Madoff: Lessons from hedge fund fraud
Madoff should mark the end of feeder funds.
If $80 billion in redemptions in two months at the end of last year were not enough, hedge funds now have to deal with the reputational damage inflicted by Bernie Madoff’s spectacular hedge fund fraud. While most managers will hang their heads and lament that Madoff’s confession could not have come at a worse time, it is legitimate to argue the exact opposite.
The future of hedge funds is under scrutiny and the more examples of what can go wrong and how it can be avoided, the better the decisions on that future will be.
To regulate or not to regulate has been the question for some time but what Madoff’s case seems to prove is that regulation would not make a jot of difference.
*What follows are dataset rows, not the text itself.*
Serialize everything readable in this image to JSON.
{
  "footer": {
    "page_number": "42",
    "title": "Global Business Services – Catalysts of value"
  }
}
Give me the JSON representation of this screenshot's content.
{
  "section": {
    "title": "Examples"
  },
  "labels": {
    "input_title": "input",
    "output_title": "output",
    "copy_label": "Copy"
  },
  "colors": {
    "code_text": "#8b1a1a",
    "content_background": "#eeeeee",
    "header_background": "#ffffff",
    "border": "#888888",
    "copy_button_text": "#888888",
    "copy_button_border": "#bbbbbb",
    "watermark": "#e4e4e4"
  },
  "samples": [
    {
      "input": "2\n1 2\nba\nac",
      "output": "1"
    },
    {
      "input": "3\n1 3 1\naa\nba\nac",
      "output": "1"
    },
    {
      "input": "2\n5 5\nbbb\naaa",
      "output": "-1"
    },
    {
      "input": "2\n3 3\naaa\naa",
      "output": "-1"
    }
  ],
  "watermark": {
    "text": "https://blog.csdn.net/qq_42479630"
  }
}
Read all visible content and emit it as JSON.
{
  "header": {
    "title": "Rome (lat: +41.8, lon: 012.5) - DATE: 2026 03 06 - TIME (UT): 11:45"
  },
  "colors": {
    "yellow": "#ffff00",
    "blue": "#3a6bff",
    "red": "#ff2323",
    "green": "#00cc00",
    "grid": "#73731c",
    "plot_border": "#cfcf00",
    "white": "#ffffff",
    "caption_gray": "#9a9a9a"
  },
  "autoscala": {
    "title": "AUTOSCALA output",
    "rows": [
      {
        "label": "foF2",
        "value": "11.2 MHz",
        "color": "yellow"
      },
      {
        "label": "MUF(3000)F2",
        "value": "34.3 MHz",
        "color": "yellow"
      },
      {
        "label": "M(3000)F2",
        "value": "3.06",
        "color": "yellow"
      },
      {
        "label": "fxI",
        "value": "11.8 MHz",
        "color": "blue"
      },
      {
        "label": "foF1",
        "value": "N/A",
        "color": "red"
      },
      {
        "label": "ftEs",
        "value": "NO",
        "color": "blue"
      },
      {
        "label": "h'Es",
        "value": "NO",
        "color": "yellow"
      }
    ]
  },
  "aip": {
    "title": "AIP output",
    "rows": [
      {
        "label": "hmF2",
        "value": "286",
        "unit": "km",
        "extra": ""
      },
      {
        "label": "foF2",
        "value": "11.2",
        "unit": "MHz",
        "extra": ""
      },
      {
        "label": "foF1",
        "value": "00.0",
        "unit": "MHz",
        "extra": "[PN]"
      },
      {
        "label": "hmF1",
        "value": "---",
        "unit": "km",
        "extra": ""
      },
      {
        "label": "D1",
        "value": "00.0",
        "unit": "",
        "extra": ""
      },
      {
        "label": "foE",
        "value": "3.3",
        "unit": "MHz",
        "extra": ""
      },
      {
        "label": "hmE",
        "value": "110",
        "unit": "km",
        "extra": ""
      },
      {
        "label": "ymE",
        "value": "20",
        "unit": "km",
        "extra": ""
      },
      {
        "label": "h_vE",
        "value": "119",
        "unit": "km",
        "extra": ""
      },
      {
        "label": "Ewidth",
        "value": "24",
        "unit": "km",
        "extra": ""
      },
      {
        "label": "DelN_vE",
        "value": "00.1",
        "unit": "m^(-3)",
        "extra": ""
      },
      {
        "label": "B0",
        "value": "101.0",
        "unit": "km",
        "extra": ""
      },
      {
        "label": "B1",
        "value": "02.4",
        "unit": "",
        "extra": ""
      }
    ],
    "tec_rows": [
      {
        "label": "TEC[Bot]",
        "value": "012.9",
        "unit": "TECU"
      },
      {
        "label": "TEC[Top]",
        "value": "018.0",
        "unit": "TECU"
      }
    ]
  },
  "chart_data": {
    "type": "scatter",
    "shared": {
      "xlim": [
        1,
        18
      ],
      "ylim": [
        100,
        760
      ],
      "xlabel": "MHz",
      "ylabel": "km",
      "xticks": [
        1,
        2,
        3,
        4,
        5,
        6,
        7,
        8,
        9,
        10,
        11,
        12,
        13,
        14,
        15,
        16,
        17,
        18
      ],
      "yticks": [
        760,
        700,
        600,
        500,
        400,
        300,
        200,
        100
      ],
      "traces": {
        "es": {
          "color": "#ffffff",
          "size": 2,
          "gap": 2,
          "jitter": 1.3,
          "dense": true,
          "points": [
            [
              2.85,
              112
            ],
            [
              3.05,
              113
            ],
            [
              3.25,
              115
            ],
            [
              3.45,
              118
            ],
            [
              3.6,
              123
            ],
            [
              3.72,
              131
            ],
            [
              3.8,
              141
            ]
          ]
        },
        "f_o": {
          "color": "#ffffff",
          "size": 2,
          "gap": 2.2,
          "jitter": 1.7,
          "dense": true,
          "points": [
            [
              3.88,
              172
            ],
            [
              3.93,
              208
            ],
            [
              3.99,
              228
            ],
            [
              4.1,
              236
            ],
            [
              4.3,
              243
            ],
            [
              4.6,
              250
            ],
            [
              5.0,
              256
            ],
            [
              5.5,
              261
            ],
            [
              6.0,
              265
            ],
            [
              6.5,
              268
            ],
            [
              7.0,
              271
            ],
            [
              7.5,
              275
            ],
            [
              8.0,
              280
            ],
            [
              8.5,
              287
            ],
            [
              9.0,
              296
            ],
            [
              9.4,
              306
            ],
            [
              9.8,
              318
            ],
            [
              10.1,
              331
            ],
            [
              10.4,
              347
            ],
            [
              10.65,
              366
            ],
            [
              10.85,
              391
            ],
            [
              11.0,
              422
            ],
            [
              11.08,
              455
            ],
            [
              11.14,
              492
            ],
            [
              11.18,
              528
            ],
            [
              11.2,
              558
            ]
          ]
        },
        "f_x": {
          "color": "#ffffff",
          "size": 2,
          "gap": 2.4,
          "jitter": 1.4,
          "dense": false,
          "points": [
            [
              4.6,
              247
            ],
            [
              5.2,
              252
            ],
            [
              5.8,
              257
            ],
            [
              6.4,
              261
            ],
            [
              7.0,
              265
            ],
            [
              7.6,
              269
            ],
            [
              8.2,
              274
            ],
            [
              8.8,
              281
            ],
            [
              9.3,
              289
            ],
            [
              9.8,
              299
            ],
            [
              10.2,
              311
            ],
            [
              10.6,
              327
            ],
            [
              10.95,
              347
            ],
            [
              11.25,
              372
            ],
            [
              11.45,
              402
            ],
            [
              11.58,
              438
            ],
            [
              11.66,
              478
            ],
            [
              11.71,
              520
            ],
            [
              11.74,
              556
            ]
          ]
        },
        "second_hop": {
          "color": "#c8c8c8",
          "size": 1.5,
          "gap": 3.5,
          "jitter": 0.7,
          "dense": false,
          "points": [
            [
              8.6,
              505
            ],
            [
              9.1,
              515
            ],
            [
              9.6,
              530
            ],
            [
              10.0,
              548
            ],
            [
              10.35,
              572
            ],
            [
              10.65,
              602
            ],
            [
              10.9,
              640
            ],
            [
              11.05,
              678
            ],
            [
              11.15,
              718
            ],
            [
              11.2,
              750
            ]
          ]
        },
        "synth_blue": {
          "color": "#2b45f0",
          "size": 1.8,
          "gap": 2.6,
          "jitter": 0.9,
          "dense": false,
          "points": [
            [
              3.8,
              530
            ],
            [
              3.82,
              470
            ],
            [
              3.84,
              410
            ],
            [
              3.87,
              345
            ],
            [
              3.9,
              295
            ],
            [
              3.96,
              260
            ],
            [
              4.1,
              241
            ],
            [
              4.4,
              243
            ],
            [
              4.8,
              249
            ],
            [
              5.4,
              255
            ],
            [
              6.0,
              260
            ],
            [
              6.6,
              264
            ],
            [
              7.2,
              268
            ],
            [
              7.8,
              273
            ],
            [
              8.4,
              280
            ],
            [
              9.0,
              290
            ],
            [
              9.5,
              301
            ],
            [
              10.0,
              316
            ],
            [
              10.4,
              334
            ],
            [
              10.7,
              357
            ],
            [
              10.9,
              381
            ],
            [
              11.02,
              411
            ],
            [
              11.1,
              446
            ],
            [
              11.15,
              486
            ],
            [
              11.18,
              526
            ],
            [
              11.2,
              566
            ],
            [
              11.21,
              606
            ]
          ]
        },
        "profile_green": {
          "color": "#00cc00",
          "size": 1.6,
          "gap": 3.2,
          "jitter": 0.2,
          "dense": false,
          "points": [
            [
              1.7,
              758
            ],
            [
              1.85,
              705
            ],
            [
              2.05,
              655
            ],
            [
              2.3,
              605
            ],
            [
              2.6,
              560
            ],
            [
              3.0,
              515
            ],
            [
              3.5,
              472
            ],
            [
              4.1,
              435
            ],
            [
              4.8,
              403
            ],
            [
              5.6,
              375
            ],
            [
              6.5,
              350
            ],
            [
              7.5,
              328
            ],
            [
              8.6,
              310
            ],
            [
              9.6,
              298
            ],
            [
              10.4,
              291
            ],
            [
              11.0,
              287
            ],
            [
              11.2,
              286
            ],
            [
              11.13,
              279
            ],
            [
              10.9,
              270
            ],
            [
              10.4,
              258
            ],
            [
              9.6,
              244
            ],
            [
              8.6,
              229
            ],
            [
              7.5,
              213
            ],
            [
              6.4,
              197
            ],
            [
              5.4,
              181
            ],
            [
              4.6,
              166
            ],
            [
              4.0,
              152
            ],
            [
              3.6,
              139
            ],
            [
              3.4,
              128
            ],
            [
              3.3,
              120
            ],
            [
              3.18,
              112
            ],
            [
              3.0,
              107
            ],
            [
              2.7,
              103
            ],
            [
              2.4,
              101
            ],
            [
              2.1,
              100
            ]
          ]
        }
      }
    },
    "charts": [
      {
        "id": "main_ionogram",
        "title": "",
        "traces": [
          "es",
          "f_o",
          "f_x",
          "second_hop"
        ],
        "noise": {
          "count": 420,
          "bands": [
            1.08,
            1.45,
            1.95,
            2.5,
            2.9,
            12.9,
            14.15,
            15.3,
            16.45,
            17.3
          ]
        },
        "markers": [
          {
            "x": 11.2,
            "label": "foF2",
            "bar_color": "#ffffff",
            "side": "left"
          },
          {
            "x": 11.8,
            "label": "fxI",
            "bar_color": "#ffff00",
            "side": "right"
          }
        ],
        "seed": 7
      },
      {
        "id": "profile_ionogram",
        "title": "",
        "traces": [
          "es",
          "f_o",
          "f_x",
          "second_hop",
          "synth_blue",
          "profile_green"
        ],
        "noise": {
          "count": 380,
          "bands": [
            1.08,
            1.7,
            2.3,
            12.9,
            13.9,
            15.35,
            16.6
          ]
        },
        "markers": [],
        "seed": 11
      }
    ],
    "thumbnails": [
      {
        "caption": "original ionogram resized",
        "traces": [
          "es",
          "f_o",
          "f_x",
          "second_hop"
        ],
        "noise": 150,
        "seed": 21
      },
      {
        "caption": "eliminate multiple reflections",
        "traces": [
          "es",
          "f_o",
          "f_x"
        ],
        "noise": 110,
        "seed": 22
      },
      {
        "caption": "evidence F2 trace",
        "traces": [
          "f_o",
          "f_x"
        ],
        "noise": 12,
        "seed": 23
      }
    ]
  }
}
The SEC had looked into allegations that Madoff’s fund was not all it was said to be, and could see nothing wrong. If regulators cannot help, there is little point in regulation. Or, at least, this is a clear indicator that those working at the SEC should have a background in due diligence.
And who did know that Madoff’s fund was iffy? Those that conducted appropriate due diligence.